The royals were treated to an aerial display by members of the British Army's Red Devils parachute team before the main event — the racing.
The monarch is a racing fan and horse breeder who has attended the Derby for decades and reads the Racing Post each day over breakfast, although unlike many of her subjects she does not gamble.
The queen presented prizes to some of the race winners and spoke intently to jockeys and trainers
"She's incredibly knowledgeable. Her knowledge of thoroughbreds and breeding goes way back," said Anthony Cane, chairman of Epsom Downs Racecourse.
The queen took the throne in 1952 on the death of her father, King George VI, and most Britons have known no other monarch.
Despite cool, damp weather in much of the country, hundreds of thousands of people are expected to participate in celebrations, including street parties, Sunday's flotilla and a Monday pop concert in front of Buckingham Palace featuring Elton John and Paul McCartney.
Jubilee events end Tuesday with a religious service at St. Paul's Cathedral, a carriage procession through the streets of London and the queen's appearance with her children, grandchildren and great-grandchildren on the palace balcony.
Prime Minister David Cameron — the 12th British leader of the queen's reign — paid tribute to the monarch's "extraordinary level of physical energy, mental energy, and above all devotion to her people, to the institutions of this country, to the way our democracy works."

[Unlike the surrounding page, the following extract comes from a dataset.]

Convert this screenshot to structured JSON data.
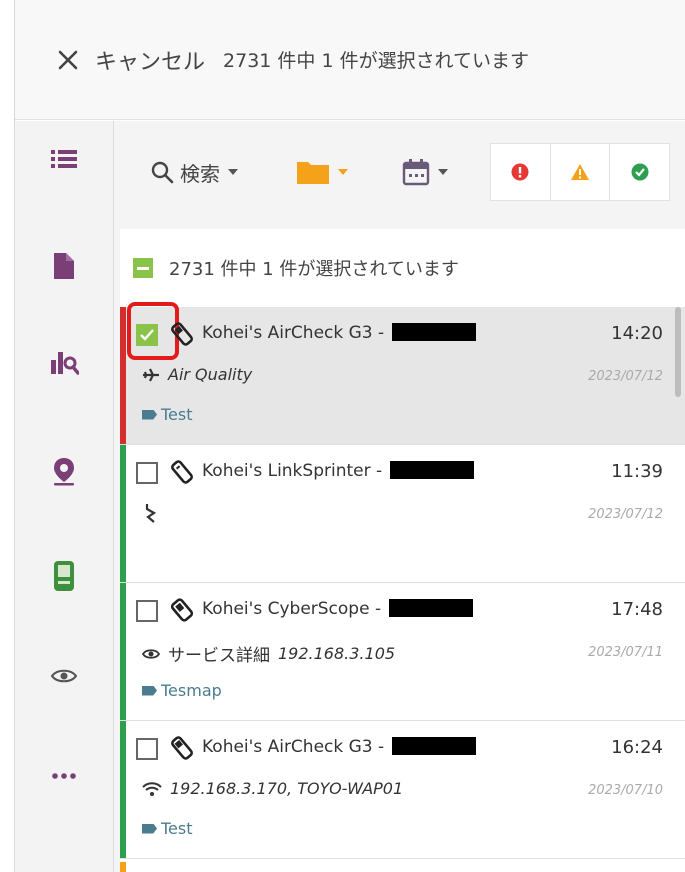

Not everyone in Britain will be celebrating. The anti-monarchist group Republic plans a riverbank protest as the flotilla goes by on Sunday, followed by a pub night where royal refuseniks can drown their sorrows.
With pictures of the monarch splashed across newspaper front pages, the left-leaning Guardian provided a button on its website that removed all jubilee stories.

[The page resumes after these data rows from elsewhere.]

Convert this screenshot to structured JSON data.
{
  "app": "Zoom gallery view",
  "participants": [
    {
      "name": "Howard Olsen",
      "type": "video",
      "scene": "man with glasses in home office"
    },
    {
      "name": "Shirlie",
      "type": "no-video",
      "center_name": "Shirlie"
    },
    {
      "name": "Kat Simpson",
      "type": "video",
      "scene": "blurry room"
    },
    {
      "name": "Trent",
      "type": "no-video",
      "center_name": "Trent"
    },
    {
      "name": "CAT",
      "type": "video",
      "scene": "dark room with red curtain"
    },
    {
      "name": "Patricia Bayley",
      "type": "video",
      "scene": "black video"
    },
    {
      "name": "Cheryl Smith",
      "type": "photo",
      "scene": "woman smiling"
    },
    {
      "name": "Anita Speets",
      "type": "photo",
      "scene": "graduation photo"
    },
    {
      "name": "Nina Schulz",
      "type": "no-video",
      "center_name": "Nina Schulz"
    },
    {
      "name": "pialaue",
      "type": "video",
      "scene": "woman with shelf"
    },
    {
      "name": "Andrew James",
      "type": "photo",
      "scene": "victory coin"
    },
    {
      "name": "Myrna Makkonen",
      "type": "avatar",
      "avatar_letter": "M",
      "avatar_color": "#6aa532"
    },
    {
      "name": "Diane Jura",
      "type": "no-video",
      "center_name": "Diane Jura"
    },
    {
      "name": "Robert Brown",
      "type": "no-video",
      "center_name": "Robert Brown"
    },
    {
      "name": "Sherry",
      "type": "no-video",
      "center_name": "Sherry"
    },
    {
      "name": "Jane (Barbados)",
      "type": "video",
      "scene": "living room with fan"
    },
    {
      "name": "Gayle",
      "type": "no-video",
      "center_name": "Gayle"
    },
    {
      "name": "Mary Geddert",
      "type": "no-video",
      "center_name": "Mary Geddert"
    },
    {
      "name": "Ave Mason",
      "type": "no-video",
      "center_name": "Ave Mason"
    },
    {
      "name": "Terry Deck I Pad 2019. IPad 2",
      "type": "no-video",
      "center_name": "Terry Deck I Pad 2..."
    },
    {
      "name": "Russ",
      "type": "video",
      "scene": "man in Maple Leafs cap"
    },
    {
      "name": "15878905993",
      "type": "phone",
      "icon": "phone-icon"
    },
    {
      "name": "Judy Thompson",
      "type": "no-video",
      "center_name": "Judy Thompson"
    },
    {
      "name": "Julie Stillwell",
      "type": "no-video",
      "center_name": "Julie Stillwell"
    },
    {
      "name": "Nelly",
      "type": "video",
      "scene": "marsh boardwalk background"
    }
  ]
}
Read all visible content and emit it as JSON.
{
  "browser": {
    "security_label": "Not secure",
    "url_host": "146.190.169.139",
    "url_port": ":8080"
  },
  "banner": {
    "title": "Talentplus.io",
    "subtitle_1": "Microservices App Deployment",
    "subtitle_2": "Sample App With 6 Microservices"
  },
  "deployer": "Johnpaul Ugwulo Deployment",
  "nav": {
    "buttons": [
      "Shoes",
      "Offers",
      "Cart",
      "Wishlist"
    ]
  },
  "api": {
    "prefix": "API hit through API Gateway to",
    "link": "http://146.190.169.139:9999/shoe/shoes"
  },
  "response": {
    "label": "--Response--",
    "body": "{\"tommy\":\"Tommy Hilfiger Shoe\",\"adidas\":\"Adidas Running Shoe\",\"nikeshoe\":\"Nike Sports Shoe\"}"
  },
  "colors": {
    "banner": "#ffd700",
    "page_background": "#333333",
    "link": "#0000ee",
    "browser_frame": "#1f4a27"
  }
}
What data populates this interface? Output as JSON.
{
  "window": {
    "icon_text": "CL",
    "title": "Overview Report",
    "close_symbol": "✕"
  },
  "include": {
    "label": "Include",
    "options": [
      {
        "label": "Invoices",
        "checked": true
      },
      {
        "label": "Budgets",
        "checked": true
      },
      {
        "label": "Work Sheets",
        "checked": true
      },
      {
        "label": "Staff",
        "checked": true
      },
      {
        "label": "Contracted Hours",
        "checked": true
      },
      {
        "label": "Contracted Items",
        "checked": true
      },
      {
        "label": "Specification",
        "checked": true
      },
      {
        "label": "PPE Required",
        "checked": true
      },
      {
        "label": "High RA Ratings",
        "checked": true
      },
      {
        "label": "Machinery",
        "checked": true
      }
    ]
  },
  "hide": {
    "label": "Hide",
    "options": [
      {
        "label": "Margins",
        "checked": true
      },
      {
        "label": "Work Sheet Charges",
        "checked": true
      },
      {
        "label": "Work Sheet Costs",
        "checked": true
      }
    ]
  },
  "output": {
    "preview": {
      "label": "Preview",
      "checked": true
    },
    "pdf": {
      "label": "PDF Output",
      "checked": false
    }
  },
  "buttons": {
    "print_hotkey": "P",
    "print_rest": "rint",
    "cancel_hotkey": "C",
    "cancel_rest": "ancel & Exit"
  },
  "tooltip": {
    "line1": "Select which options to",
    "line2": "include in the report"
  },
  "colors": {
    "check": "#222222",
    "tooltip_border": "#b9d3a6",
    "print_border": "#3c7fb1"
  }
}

But many Britons embraced the jubilee spirit — a tribute to a monarch whose popularity cuts across all ages, social classes and political affiliations.
In a jubilee gift from Britain's politicians, lawmakers from the three main parties have backed a motion calling for the tower housing Big Ben — the beloved London bell that chimes the quarter hour — to be renamed in the queen's honour.

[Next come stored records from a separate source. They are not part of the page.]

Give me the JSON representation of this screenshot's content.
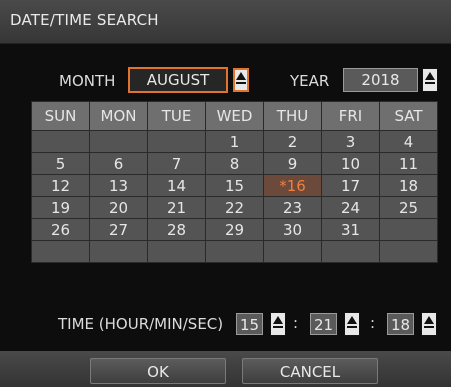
{
  "dialog": {
    "title": "DATE/TIME SEARCH"
  },
  "month": {
    "label": "MONTH",
    "value": "AUGUST"
  },
  "year": {
    "label": "YEAR",
    "value": "2018"
  },
  "calendar": {
    "weekdays": [
      "SUN",
      "MON",
      "TUE",
      "WED",
      "THU",
      "FRI",
      "SAT"
    ],
    "weeks": [
      [
        "",
        "",
        "",
        "1",
        "2",
        "3",
        "4"
      ],
      [
        "5",
        "6",
        "7",
        "8",
        "9",
        "10",
        "11"
      ],
      [
        "12",
        "13",
        "14",
        "15",
        "*16",
        "17",
        "18"
      ],
      [
        "19",
        "20",
        "21",
        "22",
        "23",
        "24",
        "25"
      ],
      [
        "26",
        "27",
        "28",
        "29",
        "30",
        "31",
        ""
      ],
      [
        "",
        "",
        "",
        "",
        "",
        "",
        ""
      ]
    ],
    "highlight_color": "#ef8040"
  },
  "time": {
    "label": "TIME (HOUR/MIN/SEC)",
    "hour": "15",
    "minute": "21",
    "second": "18",
    "separator": ":"
  },
  "buttons": {
    "ok": "OK",
    "cancel": "CANCEL"
  },
  "colors": {
    "focus": "#e0742f",
    "cell": "#545454",
    "header_cell": "#6f6f6f"
  },
  "icons": {
    "spinner": "triangle-up-icon"
  }
}
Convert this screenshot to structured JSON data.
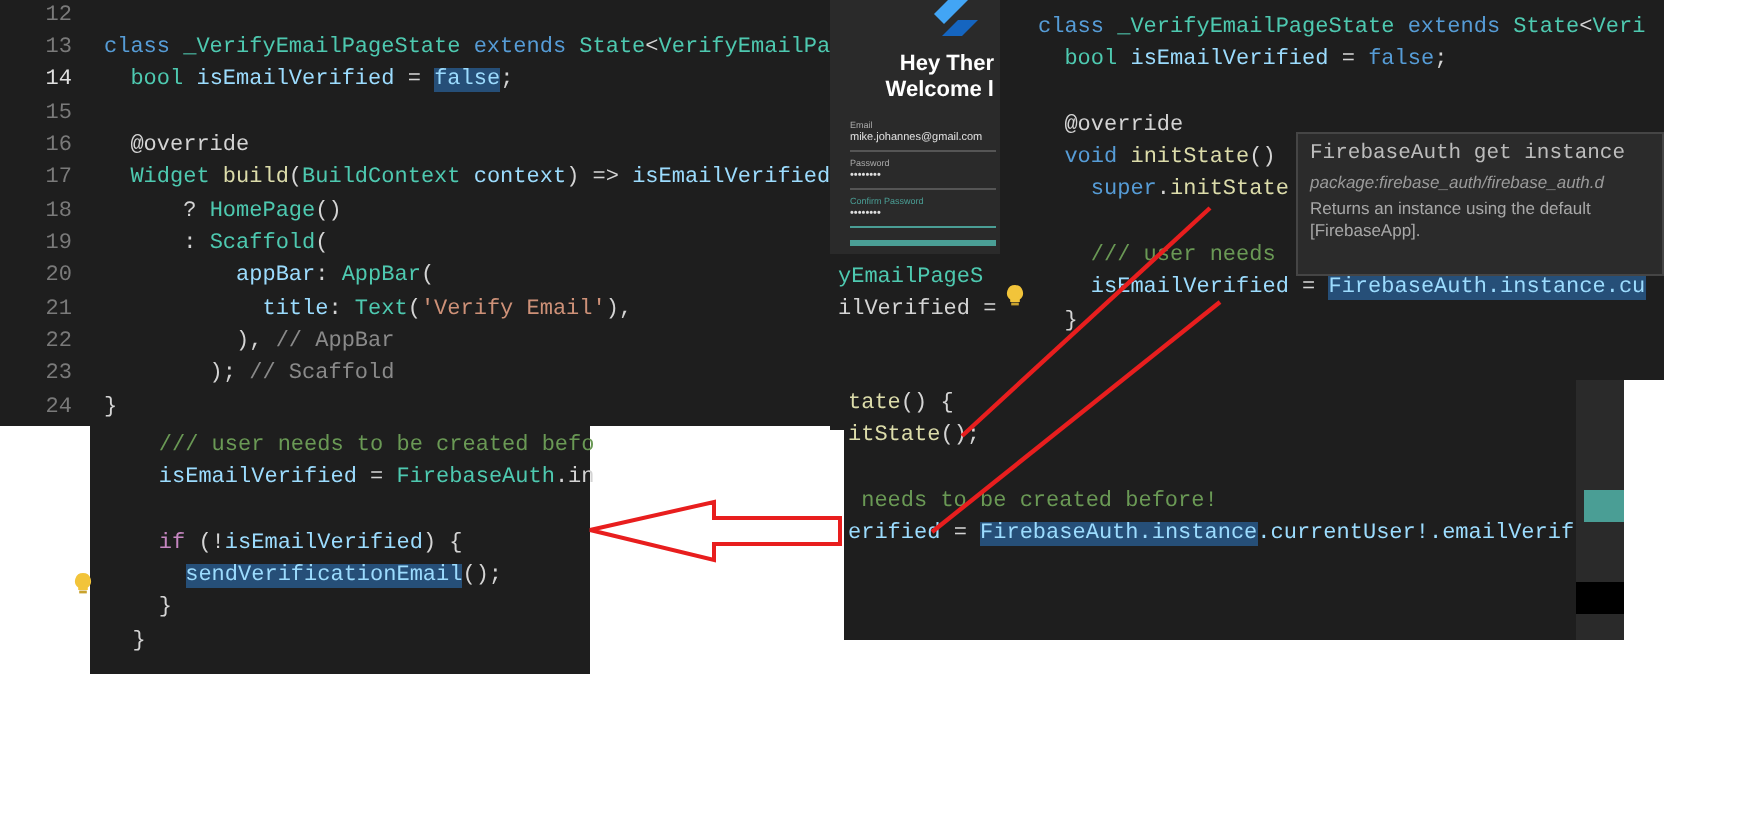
{
  "editors": [
    {
      "lines": [
        {
          "number": "12",
          "active": false
        },
        {
          "number": "13",
          "active": false,
          "segments": [
            {
              "text": "class ",
              "kind": "kw"
            },
            {
              "text": "_VerifyEmailPageState",
              "kind": "type"
            },
            {
              "text": " extends ",
              "kind": "kw"
            },
            {
              "text": "State",
              "kind": "type"
            },
            {
              "text": "<",
              "kind": "plain"
            },
            {
              "text": "VerifyEmailPa",
              "kind": "type"
            }
          ]
        },
        {
          "number": "14",
          "active": true,
          "segments": [
            {
              "text": "  bool ",
              "kind": "type"
            },
            {
              "text": "isEmailVerified",
              "kind": "var"
            },
            {
              "text": " = ",
              "kind": "plain"
            },
            {
              "text": "false",
              "kind": "sel"
            },
            {
              "text": ";",
              "kind": "plain"
            }
          ]
        },
        {
          "number": "15",
          "active": false
        },
        {
          "number": "16",
          "active": false,
          "segments": [
            {
              "text": "  @override",
              "kind": "plain"
            }
          ]
        },
        {
          "number": "17",
          "active": false,
          "segments": [
            {
              "text": "  Widget",
              "kind": "type"
            },
            {
              "text": " build",
              "kind": "fn"
            },
            {
              "text": "(",
              "kind": "plain"
            },
            {
              "text": "BuildContext",
              "kind": "type"
            },
            {
              "text": " context",
              "kind": "var"
            },
            {
              "text": ") => ",
              "kind": "plain"
            },
            {
              "text": "isEmailVerified",
              "kind": "var"
            }
          ]
        },
        {
          "number": "18",
          "active": false,
          "segments": [
            {
              "text": "      ? ",
              "kind": "plain"
            },
            {
              "text": "HomePage",
              "kind": "type"
            },
            {
              "text": "()",
              "kind": "plain"
            }
          ]
        },
        {
          "number": "19",
          "active": false,
          "segments": [
            {
              "text": "      : ",
              "kind": "plain"
            },
            {
              "text": "Scaffold",
              "kind": "type"
            },
            {
              "text": "(",
              "kind": "plain"
            }
          ]
        },
        {
          "number": "20",
          "active": false,
          "segments": [
            {
              "text": "          appBar",
              "kind": "var"
            },
            {
              "text": ": ",
              "kind": "plain"
            },
            {
              "text": "AppBar",
              "kind": "type"
            },
            {
              "text": "(",
              "kind": "plain"
            }
          ]
        },
        {
          "number": "21",
          "active": false,
          "segments": [
            {
              "text": "            title",
              "kind": "var"
            },
            {
              "text": ": ",
              "kind": "plain"
            },
            {
              "text": "Text",
              "kind": "type"
            },
            {
              "text": "(",
              "kind": "plain"
            },
            {
              "text": "'Verify Email'",
              "kind": "str"
            },
            {
              "text": "),",
              "kind": "plain"
            }
          ]
        },
        {
          "number": "22",
          "active": false,
          "segments": [
            {
              "text": "          ), ",
              "kind": "plain"
            },
            {
              "text": "// AppBar",
              "kind": "hint"
            }
          ]
        },
        {
          "number": "23",
          "active": false,
          "segments": [
            {
              "text": "        ); ",
              "kind": "plain"
            },
            {
              "text": "// Scaffold",
              "kind": "hint"
            }
          ]
        },
        {
          "number": "24",
          "active": false,
          "segments": [
            {
              "text": "}",
              "kind": "plain"
            }
          ]
        }
      ]
    },
    {
      "lines": [
        {
          "lightbulb": false,
          "segments": [
            {
              "text": "class ",
              "kind": "kw"
            },
            {
              "text": "_VerifyEmailPageState",
              "kind": "type"
            },
            {
              "text": " extends ",
              "kind": "kw"
            },
            {
              "text": "State",
              "kind": "type"
            },
            {
              "text": "<",
              "kind": "plain"
            },
            {
              "text": "Veri",
              "kind": "type"
            }
          ]
        },
        {
          "lightbulb": false,
          "segments": [
            {
              "text": "  bool ",
              "kind": "type"
            },
            {
              "text": "isEmailVerified",
              "kind": "var"
            },
            {
              "text": " = ",
              "kind": "plain"
            },
            {
              "text": "false",
              "kind": "kw"
            },
            {
              "text": ";",
              "kind": "plain"
            }
          ]
        },
        {
          "lightbulb": false
        },
        {
          "lightbulb": false,
          "segments": [
            {
              "text": "  @override",
              "kind": "plain"
            }
          ]
        },
        {
          "lightbulb": false,
          "segments": [
            {
              "text": "  void ",
              "kind": "kw"
            },
            {
              "text": "initState",
              "kind": "fn"
            },
            {
              "text": "()",
              "kind": "plain"
            }
          ]
        },
        {
          "lightbulb": false,
          "segments": [
            {
              "text": "    super",
              "kind": "kw"
            },
            {
              "text": ".",
              "kind": "plain"
            },
            {
              "text": "initState",
              "kind": "fn"
            }
          ]
        },
        {
          "lightbulb": false
        },
        {
          "lightbulb": false,
          "segments": [
            {
              "text": "    /// user needs",
              "kind": "com"
            }
          ]
        },
        {
          "lightbulb": true,
          "segments": [
            {
              "text": "    isEmailVerified",
              "kind": "var"
            },
            {
              "text": " = ",
              "kind": "plain"
            },
            {
              "text": "FirebaseAuth.instance.cu",
              "kind": "sel"
            }
          ]
        },
        {
          "lightbulb": false,
          "segments": [
            {
              "text": "  }",
              "kind": "plain"
            }
          ]
        }
      ],
      "tooltip": {
        "title": "FirebaseAuth get instance",
        "path": "package:firebase_auth/firebase_auth.d",
        "description": "Returns an instance using the default [FirebaseApp]."
      }
    },
    {
      "lines": [
        {
          "lightbulb": false,
          "segments": [
            {
              "text": "    /// user needs to be created befo",
              "kind": "com"
            }
          ]
        },
        {
          "lightbulb": false,
          "segments": [
            {
              "text": "    isEmailVerified",
              "kind": "var"
            },
            {
              "text": " = ",
              "kind": "plain"
            },
            {
              "text": "FirebaseAuth",
              "kind": "type"
            },
            {
              "text": ".in",
              "kind": "plain"
            }
          ]
        },
        {
          "lightbulb": false
        },
        {
          "lightbulb": false,
          "segments": [
            {
              "text": "    if",
              "kind": "ctl"
            },
            {
              "text": " (!",
              "kind": "plain"
            },
            {
              "text": "isEmailVerified",
              "kind": "var"
            },
            {
              "text": ") {",
              "kind": "plain"
            }
          ]
        },
        {
          "lightbulb": true,
          "segments": [
            {
              "text": "      sendVerificationEmail",
              "kind": "sel"
            },
            {
              "text": "();",
              "kind": "plain"
            }
          ]
        },
        {
          "lightbulb": false,
          "segments": [
            {
              "text": "    }",
              "kind": "plain"
            }
          ]
        },
        {
          "lightbulb": false,
          "segments": [
            {
              "text": "  }",
              "kind": "plain"
            }
          ]
        }
      ]
    },
    {
      "lines": [
        {
          "lightbulb": false,
          "segments": [
            {
              "text": "tate",
              "kind": "fn"
            },
            {
              "text": "() {",
              "kind": "plain"
            }
          ]
        },
        {
          "lightbulb": false,
          "segments": [
            {
              "text": "itState",
              "kind": "fn"
            },
            {
              "text": "();",
              "kind": "plain"
            }
          ]
        },
        {
          "lightbulb": false
        },
        {
          "lightbulb": false,
          "segments": [
            {
              "text": " needs to be created before!",
              "kind": "com"
            }
          ]
        },
        {
          "lightbulb": false,
          "segments": [
            {
              "text": "erified",
              "kind": "var"
            },
            {
              "text": " = ",
              "kind": "plain"
            },
            {
              "text": "FirebaseAuth.instance",
              "kind": "sel"
            },
            {
              "text": ".currentUser!.emailVerif",
              "kind": "var"
            }
          ]
        }
      ]
    }
  ],
  "phone_screen": {
    "heading_lines": [
      "Hey Ther",
      "Welcome l"
    ],
    "fields": [
      {
        "label": "Email",
        "value": "mike.johannes@gmail.com",
        "focused": false
      },
      {
        "label": "Password",
        "value": "••••••••",
        "focused": false
      },
      {
        "label": "Confirm Password",
        "value": "••••••••",
        "focused": true
      }
    ],
    "code_lines": [
      {
        "text": "yEmailPageS",
        "kind": "type"
      },
      {
        "text": "ilVerified =",
        "kind": "plain"
      }
    ]
  }
}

More than half of legislators have signed a letter asking parliamentary authorities to consider renaming the east tower of the Houses of Parliament the Elizabeth Tower. It's currently called the Clock Tower.
While many Britons used the long weekend to relax — and an estimated 2 million left the country on vacation — writers and religious leaders used the occasion to reflect on how Britain has changed over the queen's reign, from a war-scarred imperial power to a middle-sized power with oversized cultural clout.
Archbishop of Canterbury Rowan Williams, spiritual head of the Anglican Church, expressed a widely held view when he said Britain had been lucky to have Elizabeth as monarch throughout a period of rapid change.
"It seems to me that what her importance has been for most people in this country has been as a sign of stability, a sign of some kind of security," Williams said in a jubilee video message.
"And that wouldn't have happened had she not been so profoundly committed at every point, so intelligently committed to understanding the society she was in, working with the flow of the changes that have taken place. To have someone who has been a symbol, a sign of stability through all that period is really a rather exceptional gift."
Some have speculated that as she ages the queen might abdicate in favour of her 63-year-old son, Prince Charles — or even her wildly popular grandson, Prince William.
Those who know her say that is unlikely.
"I think it's an absolutely absurd notion," former Prime Minister John Major told Sky News. "I have not a shadow of a doubt that given her health she will remain monarch for the rest of her life."